JAPAN: Kodomo no hi (meaning "Children’s Day) /May 5
Kodomo no hi (meaning "Children’s Day) is a Japanese national holiday which takes place annually on May 5, the fifth day of the fifth month, during the Golden Week (meaning long vacation) period. It is a day set aside to respect children's personalities and to celebrate their happiness.
In my family, boys are celebrated in this festival because Hinamatsuri is for girls.Generally speaking this festival is for boys and girls.
On this day, families raise the carp-haped Koinobori flags, one for each boy (or child), and display the doll of Kintarou usually riding on a large carp, and the traditional Japanese military helmet, Kabuto.

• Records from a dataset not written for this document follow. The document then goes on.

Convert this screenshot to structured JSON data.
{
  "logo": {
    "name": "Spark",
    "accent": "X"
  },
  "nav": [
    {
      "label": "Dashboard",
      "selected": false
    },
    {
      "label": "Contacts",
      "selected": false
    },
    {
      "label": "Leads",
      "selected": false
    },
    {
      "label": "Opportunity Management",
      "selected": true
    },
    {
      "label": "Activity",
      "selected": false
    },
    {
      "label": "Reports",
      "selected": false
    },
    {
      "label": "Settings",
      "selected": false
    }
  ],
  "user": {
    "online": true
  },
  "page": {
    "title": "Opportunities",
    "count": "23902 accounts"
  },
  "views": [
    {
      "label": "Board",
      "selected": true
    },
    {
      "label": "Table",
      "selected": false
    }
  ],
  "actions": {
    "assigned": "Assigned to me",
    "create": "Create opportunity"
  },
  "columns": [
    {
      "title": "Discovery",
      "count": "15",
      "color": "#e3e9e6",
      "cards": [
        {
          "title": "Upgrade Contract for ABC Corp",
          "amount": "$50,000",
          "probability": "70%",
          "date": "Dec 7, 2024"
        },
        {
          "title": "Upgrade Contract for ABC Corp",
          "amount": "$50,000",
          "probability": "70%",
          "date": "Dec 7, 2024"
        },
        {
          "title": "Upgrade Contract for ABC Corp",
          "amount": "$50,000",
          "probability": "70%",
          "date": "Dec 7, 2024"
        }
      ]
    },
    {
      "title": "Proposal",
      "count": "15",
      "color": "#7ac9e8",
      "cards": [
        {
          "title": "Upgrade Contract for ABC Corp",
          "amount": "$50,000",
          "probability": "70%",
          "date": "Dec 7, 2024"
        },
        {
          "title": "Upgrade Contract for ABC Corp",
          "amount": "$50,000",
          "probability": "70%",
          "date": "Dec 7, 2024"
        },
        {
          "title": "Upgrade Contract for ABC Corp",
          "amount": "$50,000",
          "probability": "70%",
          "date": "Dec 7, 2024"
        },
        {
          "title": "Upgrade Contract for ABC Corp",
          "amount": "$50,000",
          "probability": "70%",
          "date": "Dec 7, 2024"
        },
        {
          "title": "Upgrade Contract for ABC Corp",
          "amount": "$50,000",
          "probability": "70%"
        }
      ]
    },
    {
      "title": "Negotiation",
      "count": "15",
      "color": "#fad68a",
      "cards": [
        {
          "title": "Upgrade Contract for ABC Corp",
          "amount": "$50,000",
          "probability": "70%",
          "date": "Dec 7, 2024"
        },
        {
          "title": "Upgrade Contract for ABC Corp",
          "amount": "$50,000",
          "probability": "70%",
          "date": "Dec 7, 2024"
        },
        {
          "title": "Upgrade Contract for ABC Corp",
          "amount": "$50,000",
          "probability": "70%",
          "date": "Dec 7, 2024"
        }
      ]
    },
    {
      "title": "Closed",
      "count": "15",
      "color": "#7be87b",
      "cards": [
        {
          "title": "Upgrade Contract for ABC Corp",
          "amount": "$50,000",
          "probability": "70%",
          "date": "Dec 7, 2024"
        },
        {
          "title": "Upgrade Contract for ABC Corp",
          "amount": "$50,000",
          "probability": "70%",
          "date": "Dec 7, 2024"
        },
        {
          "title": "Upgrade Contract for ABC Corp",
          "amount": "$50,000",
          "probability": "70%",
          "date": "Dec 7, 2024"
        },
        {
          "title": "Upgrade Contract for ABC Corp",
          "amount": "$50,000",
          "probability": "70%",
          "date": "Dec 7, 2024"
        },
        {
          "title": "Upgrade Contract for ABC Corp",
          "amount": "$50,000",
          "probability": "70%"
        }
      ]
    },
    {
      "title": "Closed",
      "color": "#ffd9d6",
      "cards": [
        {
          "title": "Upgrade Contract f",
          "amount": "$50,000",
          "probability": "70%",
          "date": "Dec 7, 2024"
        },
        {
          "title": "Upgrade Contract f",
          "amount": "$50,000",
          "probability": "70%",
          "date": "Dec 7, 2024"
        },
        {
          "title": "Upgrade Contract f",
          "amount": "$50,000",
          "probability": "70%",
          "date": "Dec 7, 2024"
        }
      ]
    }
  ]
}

Kintarou and the Kabuto are both symbols of a strong and healthy boy. Kintarou is the childhood name of Sakata no Kintoki who was a hero in the Heian period, a subordinate samurai of Minamoto no Raikou, having been famous for his strength when he was a child in Japan. It is said that Kintarou mounted on a bear, instead of a horse, and played with animals in the mountain when he was a young boy. Mochi rice cakes wrapped in kashiwa oak leaves, that is, kashiwa-mochi and chimaki, are traditionally served on this day.
Tango no Sekku..
It was originally called Tango no Sekku (端午の節句), which may originally be the Chinese Dragon Boat Festival.
Sekku means a season's festival (there are nowadays five Sekku per year). This one was considered to mark the beginning of the summer or of the rainy season. Tango has a double meaning: Tan means "edge""first" and go means "noon". In Japanese go also means five , which could refer to the date of the festival being the fifth day of the fifth month. From the beginning of history, the fifth month of the Chinese calendar was said to be a month for purification, and many rites that were said to drive away evil spirits were performed in this month.
Although it is not known precisely when this day started to be celebrated, it was probably during the reign of the Empress Suiko (593-628 A.D.). In Japan, Tango no Sekku was assigned to the 5th day of the 5th month after the Nara period. Until recently, Tango no Sekku was known as Boys' Day (also known as Feast of Banners) while Girls' Day (Hinamatsuri) was celebrated on March 3. In 1948, the government decreed this day to be a national holiday to celebrate the happiness of all children and to express gratitude towards mothers. It was then renamed Kodomo no hi. There is some disgruntlement that, despite its renaming, it is still Boys' Day and it is inappropriate that Boys' Day is a national holiday, while Girls' Day on March 3 is not a national holiday.
My family doesn’t set kabuto and the carp-haped Koinobori flags because of tronblesome… my mother said.